Another tool you can implement is data versioning and archiving which allows you to maintain all historical data and any changes to help preserve the data assets and long-term access. 


Data Security and Privacy


We all know how important data is in this day and age, so protect it at all costs! Data breaches and privacy violations can have severe consequences, and you don’t want to have to deal with this problem. 

There are some steps that you can take to ensure data security and privacy, such as access control, encryption, regular audits, data lifecycle management, and more. You want to ensure whatever route you take to protect your data that it is compliant with data privacy regulations, such as GDPR. 


Data Governance and Documentation


If you want to ensure data quality and accountability throughout the data lifecycle, data governance and documentation are essential to your data management process. This process involves having policies, processes and best practices in place to ensure that your data is well-managed and all your assets are protected. The main aim of this is to provide transparency and compliance. 

All these policies and processes should be documented comprehensively to provide insight into how the data is structured, stored, and used. This builds trust within an organization, and how they use data to drive the decision-making process to steer away from risks and find new opportunities.

Examples of processes include creating comprehensive documentation, metadata, maintaining an audit trail and providing data lineage. 
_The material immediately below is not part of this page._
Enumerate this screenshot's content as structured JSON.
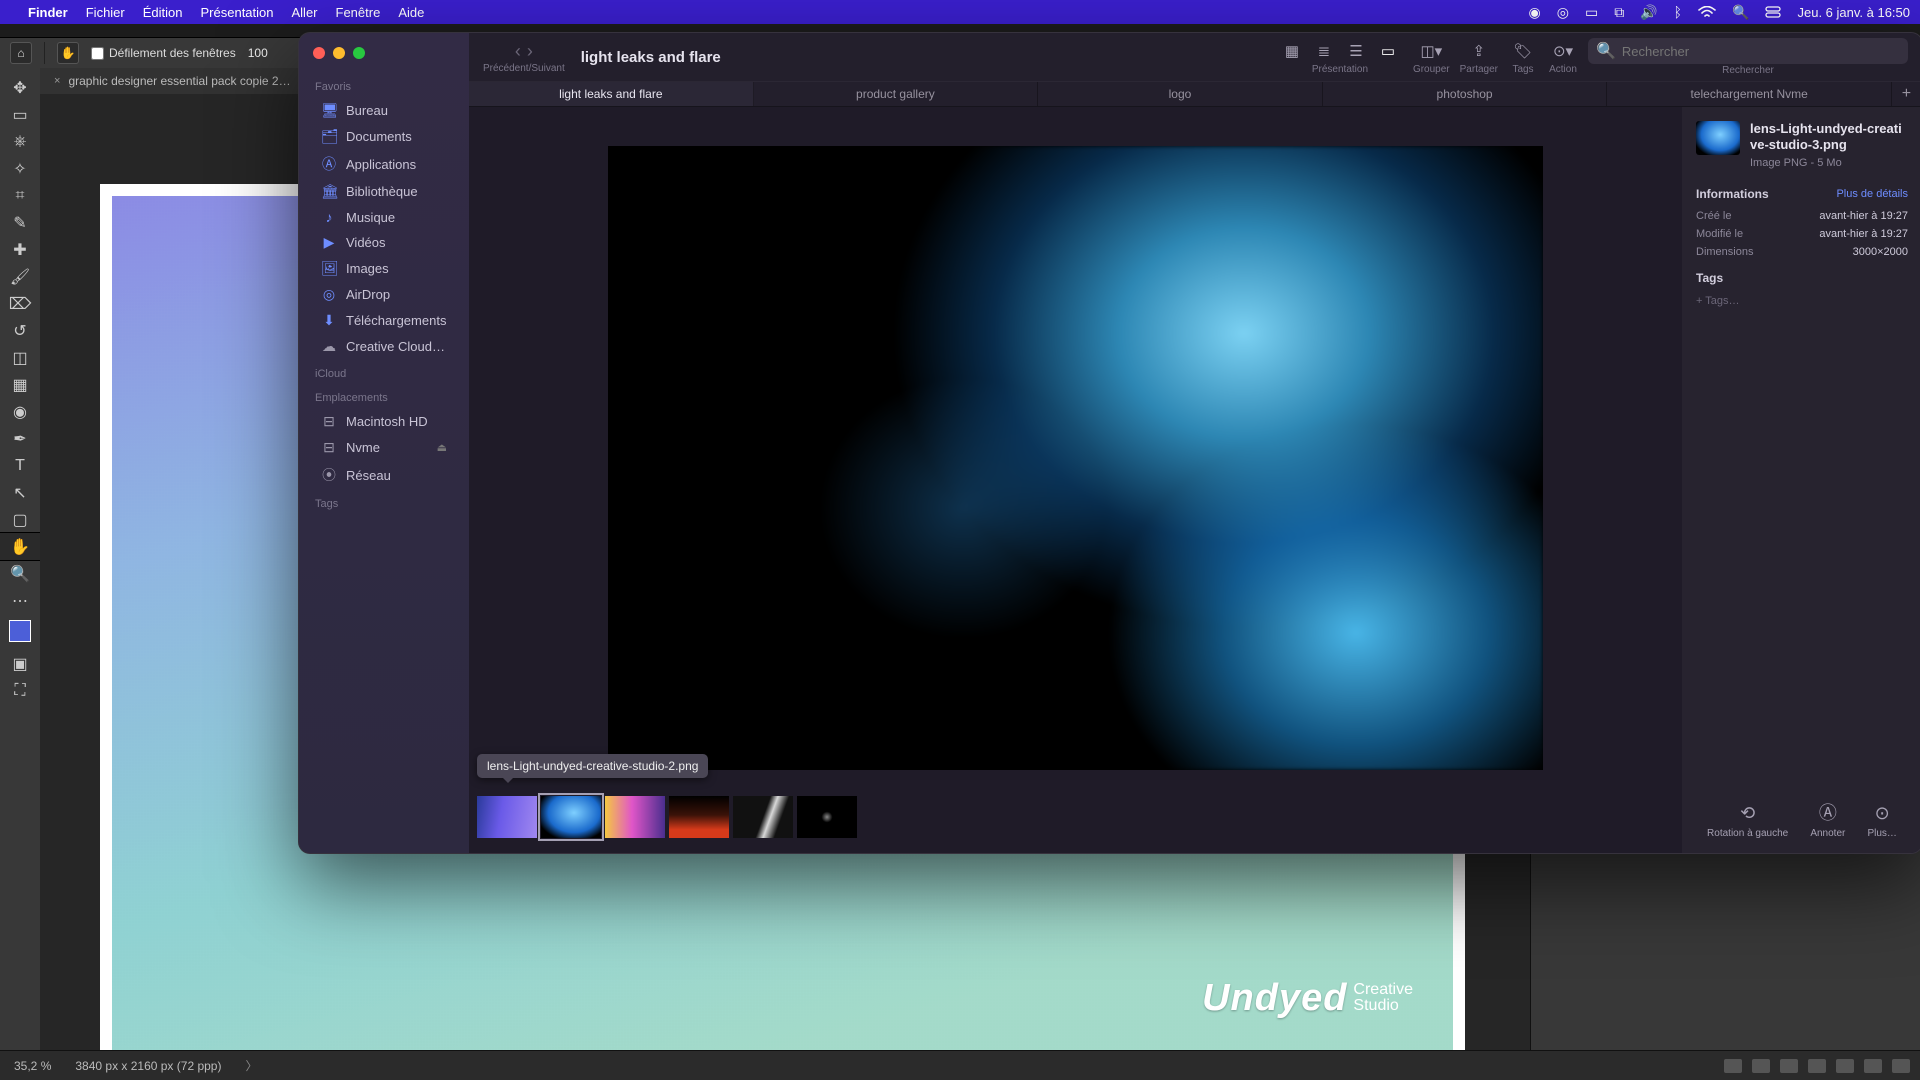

Collaboration and Sharing


Data science projects consist of collaborative workflows, and with this, you can imagine how messy it can get. You have one data scientist working on the same dataset that another data scientist is doing further cleaning on. 

To ensure data management within the team, it is always good to communicate your tasks so that you do not overlap with one another, or one person has a better version of a dataset than someone else. 

Collaboration within a data science team ensures that the data is accessible and valuable to different stakeholders. To improve collaboration and sharing within a data science team, you can have data-sharing platforms, use collaborative tools such as Tableau, put access controls in place, and allow feedback. 


Data Management Tools and Technologies


Okay now that we’ve gone through the key components of data management, I will now create a list of data management tools and technologies that can help you in your data science project lifecycle. 

Relational Database Management Systems (RDBMS):

  • MySQL
  • PostgreSQL
  • Microsoft SQL Server

NoSQL Databases:

  • MongoDB
  • Cassandra

Data Warehouse

  • Amazon Redshift
  • Google BigQuery
  • Snowflake

ETL (Extract, Transform, Load) Tools:

  • Apache NiFi
  • Talend
  • Apache Spark

Data Visualization and Business Intelligence:

  • Tableau
  • Power BI

Version Control and Collaboration:

  • Git
  • GitHub

Data Security and Privacy:

  • Varonis
  • Privitar


Wrapping it up


Data management is an important element of your data science project. See it as the foundation that is holding your castle up. The better and more effective the data management process is, the better your outcome. I have provided a list of articles that you can read to learn more about data management.


Resources and Further Learning


Nisha Arya is a Data Scientist, Freelance Technical Writer and Community Manager at KDnuggets. She is particularly interested in providing Data Science career advice or tutorials and theory based knowledge around Data Science. She also wishes to explore the different ways Artificial Intelligence is/can benefit the longevity of human life. A keen learner, seeking to broaden her tech knowledge and writing skills, whilst helping guide others.